sticky spots. Be sure to wipe thoroughly so that you remove all grease and
- You’re done!
How to Clean Walls with Different Paint
The first thing you should consider when
washing painted walls is the finish. (If needed, reference our handy guide to
paint finishes.) Whether the finish is glossy or flat will determine how
scrubbing will affect the look of the wall.
Flat, Satin, and Eggshell Finishes
Duller paint finishes are less durable when
it comes to cleaning. Do not use harsh chemicals or degreasers when cleaning
flat paint walls. When washing with a sponge, be sure not to scrub too hard.
The sponge should be wrung out almost completely before putting it to the
Glossy or Semigloss Finishes
Because these paints are highly durable,
they’re most commonly used in high-traffic areas like the kitchen and bathroom.
It’s OK to use a mild degreaser on glossy kitchen backsplashes or vanity doors.
Although glossy and semigloss paint is durable, it will still scratch, so
always use a soft sponge when cleaning walls.
How Often Should You Deep Clean Your Home?
If it wasn’t hard enough keeping on top of
the general housekeeping chores, then you may not want to know how often you
should be deep cleaning the rest of your home.
As households become busier year-on-year,
experts believe we’re rapidly losing the fight against allergens and grime.
- Microwave: every week. Food
splatters and left over moisture can become a breeding ground for germs. Giving
your microwave and the turntable a thorough clean every week should remove
those otherwise missed splashes.
- Refrigerator: every month. Food
spills, leaky meat wrappers and rotting vegetables (hello salad drawer!) can
lead to serious bacterial contamination. Removing all your food and wiping down
all the shelves and drawers with an antibacterial wash shall not only prevent
bacteria spreading, but also help you keep on top of expired foods.
- Oven: If your oven starts to
smell of previously cooked food or smoke, it’s time to deep clean the oven.
In-between cleans you can use a damp rag to remove spills and splashes.
- Bathtubs and showers: every
week. Offering a warm and moist environment, bathtubs and showers are the
perfect breeding ground for bacteria and fungus that cause skin infections.
- Toilet: every week. Most
households can manage by wiping over the cistern, buttons and toilet seat with
an antibacterial agent; deep clean the toilet weekly with a cleaner and toilet
brush to remove stains and mineral deposits.
- Showerheads: once a year.
Removing the showerhead and soaking it in a descaling product will help remove
internal mineral build-up and return the showerhead to its former glory.
- Bathmats: every week. Like the
tub, a fabric bathmat can act like a juicy spongy breeding ground for bacteria
and fungus. Use a sanitising wash to remove any harmful bugs and try to hang
the mat in full-sun to dry.
- Pillows: every quarter. You

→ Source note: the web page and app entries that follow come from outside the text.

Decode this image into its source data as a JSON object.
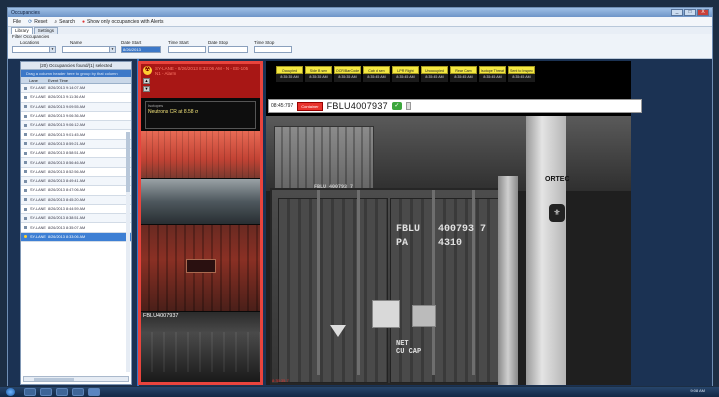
{
  "window": {
    "title": "Occupancies",
    "controls": [
      "_",
      "□",
      "X"
    ]
  },
  "toolbar": {
    "items": [
      {
        "label": "File",
        "icon": "file-icon"
      },
      {
        "label": "Reset",
        "icon": "reset-icon"
      },
      {
        "label": "Search",
        "icon": "search-icon"
      },
      {
        "label": "Show only occupancies with Alerts",
        "icon": "alert-icon"
      }
    ]
  },
  "tabs": [
    {
      "label": "Library",
      "active": true
    },
    {
      "label": "Settings",
      "active": false
    }
  ],
  "filters": {
    "section_label": "Filter Occupancies",
    "location_label": "Locations",
    "name_label": "Name",
    "date_start_label": "Date Start",
    "time_start_label": "Time Start",
    "date_stop_label": "Date Stop",
    "time_stop_label": "Time Stop",
    "date_start_value": "8/26/2013",
    "time_start_value": "",
    "date_stop_value": "",
    "time_stop_value": ""
  },
  "list": {
    "header": "(20) Occupancies found/(1) selected",
    "group_hint": "Drag a column header here to group by that column",
    "col_lane": "Lane",
    "col_time": "Event Time",
    "rows": [
      {
        "lane": "SY-LANE",
        "time": "8/26/2013 9:14:07 AM",
        "selected": false
      },
      {
        "lane": "SY-LANE",
        "time": "8/26/2013 9:11:36 AM",
        "selected": false
      },
      {
        "lane": "SY-LANE",
        "time": "8/26/2013 9:09:55 AM",
        "selected": false
      },
      {
        "lane": "SY-LANE",
        "time": "8/26/2013 9:06:36 AM",
        "selected": false
      },
      {
        "lane": "SY-LANE",
        "time": "8/26/2013 9:06:12 AM",
        "selected": false
      },
      {
        "lane": "SY-LANE",
        "time": "8/26/2013 9:01:45 AM",
        "selected": false
      },
      {
        "lane": "SY-LANE",
        "time": "8/26/2013 8:59:21 AM",
        "selected": false
      },
      {
        "lane": "SY-LANE",
        "time": "8/26/2013 8:58:51 AM",
        "selected": false
      },
      {
        "lane": "SY-LANE",
        "time": "8/26/2013 8:56:46 AM",
        "selected": false
      },
      {
        "lane": "SY-LANE",
        "time": "8/26/2013 8:52:56 AM",
        "selected": false
      },
      {
        "lane": "SY-LANE",
        "time": "8/26/2013 8:49:41 AM",
        "selected": false
      },
      {
        "lane": "SY-LANE",
        "time": "8/26/2013 8:47:06 AM",
        "selected": false
      },
      {
        "lane": "SY-LANE",
        "time": "8/26/2013 8:45:20 AM",
        "selected": false
      },
      {
        "lane": "SY-LANE",
        "time": "8/26/2013 8:44:59 AM",
        "selected": false
      },
      {
        "lane": "SY-LANE",
        "time": "8/26/2013 8:38:51 AM",
        "selected": false
      },
      {
        "lane": "SY-LANE",
        "time": "8/26/2013 8:35:07 AM",
        "selected": false
      },
      {
        "lane": "SY-LANE",
        "time": "8/26/2013 8:33:06 AM",
        "selected": true
      }
    ]
  },
  "alarm": {
    "text_line1": "SY-LANE - 8/26/2013 8:33:06 AM - N - EE-105",
    "text_line2": "N1 - Alarm",
    "isotope_header": "Isotopes",
    "isotope_value": "Neutrons CR at 8.58 σ",
    "btn_up": "▲",
    "btn_down": "▼",
    "image_label": "FBLU4007937"
  },
  "statuses": [
    {
      "label": "Occupied",
      "time": "8:35:35 AM"
    },
    {
      "label": "Side B sen",
      "time": "8:35:35 AM"
    },
    {
      "label": "OCR/BarCode",
      "time": "8:35:35 AM"
    },
    {
      "label": "Cab d sen",
      "time": "8:35:45 AM"
    },
    {
      "label": "LPR Right",
      "time": "8:35:45 AM"
    },
    {
      "label": "Unoccupied",
      "time": "8:35:45 AM"
    },
    {
      "label": "Rear Cam",
      "time": "8:35:45 AM"
    },
    {
      "label": "Isotope Threat",
      "time": "8:35:45 AM"
    },
    {
      "label": "Sent to Inspec",
      "time": "8:35:45 AM"
    }
  ],
  "container_bar": {
    "time": "08:45:797",
    "flag": "Container",
    "container_id": "FBLU4007937"
  },
  "scene": {
    "top_container_code": "FBLU 400793 7",
    "code_line1": "FBLU   400793 7",
    "code_line2": "PA     4310",
    "nt_text": "NET\nCU CAP",
    "brand": "ORTEC",
    "timestamp": "8:35:35.7"
  },
  "taskbar": {
    "clock": "9:08 AM"
  },
  "colors": {
    "accent": "#3c78c8",
    "alarm": "#e8443d",
    "status_yellow": "#f4e842"
  }
}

spend about a third of your life in bed, so it makes sense to regularly cleanse
your pillows from trapped dead skin, oil, sweat, allergens, dust mites and

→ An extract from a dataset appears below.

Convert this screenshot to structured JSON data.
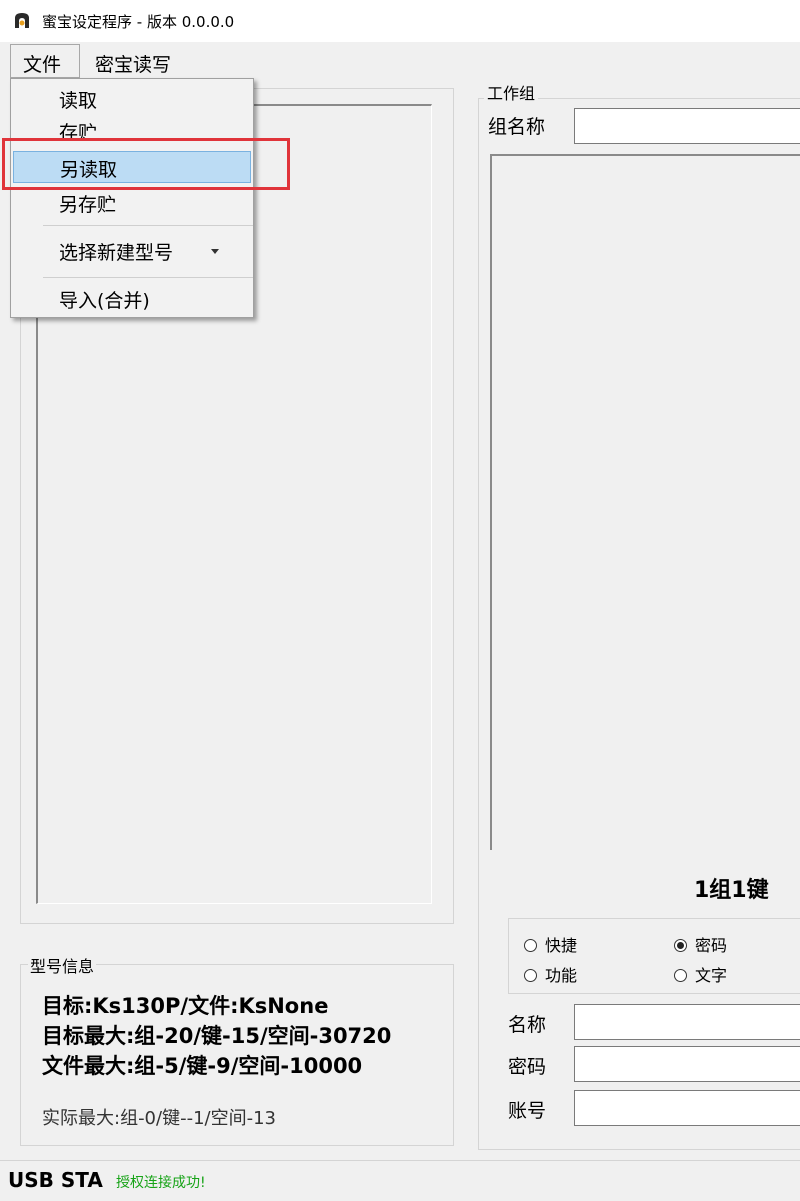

- Mattresses: every six months.
Like pillows, the mattress can soak up and trap body fluids, dead skin,
allergens, dust mites and even bed bugs in its fibres. To keep your bed
smelling sweet, get the mattress professionally steam cleaned every six months.
- Duvets and blankets: every six
months. Check if your local launderette offers extra large washing machines
that are perfectly sized for large duvets and blankets.
How to Clean Walls with Latex Paint
The best way to wash walls painted with
latex paint is to use warm water and a nonabrasive all-purpose cleaner. Dip a
clean sponge in the water, then wring it dry. Gently rub the wall. Pay special
attention to areas that get touched often, such as around doorknobs and light
switches. Rinse with a second sponge and clear water. Take care not to wet
areas around outlets, light switches, telephone jacks, and other electrical
connections. If scrubbing those spots is necessary, turn off electricity at the
circuit breaker box.
For stubborn spots, such as fingerprints,
newspaper smudges, or scuffs, make a paste of baking soda and water and rub the
area with a nonabrasive pad. If cleaner (or white vinegar and water) doesn’t
remove the grime or stain on painted woodwork, wipe the woodwork with a rag
dampened with rubbing alcohol.